Beauty Foods: What You Eat Affects How You Look
Most articles you read about nutrition talks about the role of your diet in maintaining optimum internal health and fighting off disease; and most of all the outer appearance of the body. For example, many articles talk about how the antioxidants found in fruits and vegetables can fight free radical damage to your immune cells, your organs and your DNA.
Those same phytochemicals, vitamins, nutrients and minerals that keep you internally healthy are equally essential for clear skin, bright smiles, strong nails and clear eyes. If you want to look and feel your absolute best, then practice these diet guidelines:
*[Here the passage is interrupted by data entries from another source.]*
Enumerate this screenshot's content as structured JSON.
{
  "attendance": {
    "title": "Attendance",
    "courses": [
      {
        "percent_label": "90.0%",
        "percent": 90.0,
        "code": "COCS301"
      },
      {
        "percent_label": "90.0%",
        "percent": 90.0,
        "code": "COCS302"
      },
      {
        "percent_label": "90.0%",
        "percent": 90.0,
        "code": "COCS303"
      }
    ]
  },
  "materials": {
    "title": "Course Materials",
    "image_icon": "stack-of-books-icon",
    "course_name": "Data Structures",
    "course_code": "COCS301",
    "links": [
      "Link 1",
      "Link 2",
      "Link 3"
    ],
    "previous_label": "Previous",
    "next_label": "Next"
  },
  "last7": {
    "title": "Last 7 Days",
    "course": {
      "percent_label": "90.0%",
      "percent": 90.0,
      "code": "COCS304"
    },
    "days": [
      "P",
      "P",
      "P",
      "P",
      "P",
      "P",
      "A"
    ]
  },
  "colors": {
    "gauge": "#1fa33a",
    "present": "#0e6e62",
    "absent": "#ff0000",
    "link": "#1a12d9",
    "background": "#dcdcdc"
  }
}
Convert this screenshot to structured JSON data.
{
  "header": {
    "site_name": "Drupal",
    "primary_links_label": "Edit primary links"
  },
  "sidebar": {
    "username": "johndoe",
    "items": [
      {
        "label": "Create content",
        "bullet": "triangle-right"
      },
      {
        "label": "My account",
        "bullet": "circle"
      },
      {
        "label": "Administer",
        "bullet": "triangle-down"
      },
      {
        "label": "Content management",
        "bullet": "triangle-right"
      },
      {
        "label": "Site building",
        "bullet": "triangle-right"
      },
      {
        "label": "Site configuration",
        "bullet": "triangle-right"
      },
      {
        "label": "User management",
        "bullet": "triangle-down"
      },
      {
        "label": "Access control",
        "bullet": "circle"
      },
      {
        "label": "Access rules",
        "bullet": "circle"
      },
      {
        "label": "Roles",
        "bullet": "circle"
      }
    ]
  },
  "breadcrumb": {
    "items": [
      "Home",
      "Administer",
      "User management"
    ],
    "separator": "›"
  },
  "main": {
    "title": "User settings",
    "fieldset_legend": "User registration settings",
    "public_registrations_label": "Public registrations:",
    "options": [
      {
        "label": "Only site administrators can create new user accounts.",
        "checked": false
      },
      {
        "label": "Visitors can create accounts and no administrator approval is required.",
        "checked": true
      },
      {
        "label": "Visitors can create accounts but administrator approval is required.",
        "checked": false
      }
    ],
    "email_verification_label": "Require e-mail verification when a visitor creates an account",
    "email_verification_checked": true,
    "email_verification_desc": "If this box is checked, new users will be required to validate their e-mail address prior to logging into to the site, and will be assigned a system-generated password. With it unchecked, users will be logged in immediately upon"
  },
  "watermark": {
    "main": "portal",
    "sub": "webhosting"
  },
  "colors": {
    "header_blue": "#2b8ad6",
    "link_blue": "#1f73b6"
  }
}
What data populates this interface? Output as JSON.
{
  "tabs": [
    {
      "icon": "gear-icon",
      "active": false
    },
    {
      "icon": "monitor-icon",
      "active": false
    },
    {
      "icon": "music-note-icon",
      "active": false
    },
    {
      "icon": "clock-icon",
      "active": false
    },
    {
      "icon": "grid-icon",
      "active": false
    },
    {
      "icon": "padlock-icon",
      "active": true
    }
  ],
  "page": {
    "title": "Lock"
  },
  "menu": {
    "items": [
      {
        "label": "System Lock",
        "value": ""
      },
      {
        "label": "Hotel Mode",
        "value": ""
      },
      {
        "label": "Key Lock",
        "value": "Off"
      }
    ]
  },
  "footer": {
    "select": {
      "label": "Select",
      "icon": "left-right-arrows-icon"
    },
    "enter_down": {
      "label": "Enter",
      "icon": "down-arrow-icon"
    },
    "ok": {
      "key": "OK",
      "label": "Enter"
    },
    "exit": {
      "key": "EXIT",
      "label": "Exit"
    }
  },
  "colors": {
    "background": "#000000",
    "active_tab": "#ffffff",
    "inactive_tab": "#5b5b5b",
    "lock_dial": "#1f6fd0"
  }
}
* Antioxidants: Found in large amounts in colorful fruits and vegetables, these nutrients help fight the signs of aging caused by the oxidation - the rust, if you will, of our cells. Beauty foods that are potent sources of antioxidants include: pomegranates, prunes, concord grape juice, blueberries, blackberries, purple cabbage, kale, Brussel sprouts, dried plums, kiwis, raspberries, strawberries, raw spinach, oranges, apples and watercress.
* Essential fatty acids: Certain polyunsaturated oils are called "essential" because they must be included in our diet. EFAs, like omega-3 and omega-6, may reduce inflammation that can clog skin and lead to wrinkles. Sources include seafood - such as salmon, sardines, trout and flounder - as well as almonds, walnuts and flaxseed.
* Cut out simple carbs: Some research suggests the insulin spike caused by simple carbohydrates, such as bread, pasta and sweets, may trigger a series of metabolic reactions that can lead to skin breakouts.
* Maximize water, moderate alcohol: Water, and lots of it, will help keep your skin hydrated, while alcohol in excess of one 4-ounce drink a day can dry it out. Also, some dermatologists say alcohol's dilation of fragile facial capillaries can cause and exacerbate rosacea.
* Healthy fat: While it's always important to minimize artery-clogging saturated fat, don't be scared off from healthy monounsaturated fats, like olive oil and other liquid, plant-based oils that keep skin emulsified.
* Vitamin C: Make sure to also feed your face with vitamin C to help maintain collagen, the most important component of connective tissue contributing to the underlying foundation of your skin. The best sources of vitamin C include citrus fruits and juices, broccoli, cauliflower, cantaloupe, strawberries, tomatoes, red peppers and green peas, so include one or several in your meal plans.
* Weight-loss bonus: Pound for pound, fruits and vegetables have fewer calories than other food groups. Plus, they have plenty of fiber, so they'll help you feel full. Such a fruit-and-vegetable-rich diet helps ward off cravings by making sure the body gets the full spectrum of nutrients, minerals, vitamins and phytochemicals it needs to function.
Data from the National Weight Control Registry, which maintains records on more than 3,000 individuals who have had success keeping off a minimum of 30 pounds, suggests that the winning diet for long-term weight loss is a low-fat, complex-carb diet rich in fruits and vegetables.
This data was also reinforced by an international study, conducted by Northwestern University, assessing the diets of more than 4,000 people in the United States, United Kingdom, Japan and China. The study found that, without exception, a diet high in complex carbohydrates, fiber and vegetable protein was associated with low body-mass index.
What’s important is eating a healthy diet that includes plenty of exercise, rest, water, lean proteins, and an abundance of fruits and vegetables. Learn about natural skincare remedies and skin diets that aid in the fight against wrinkles and more signs of aging skin.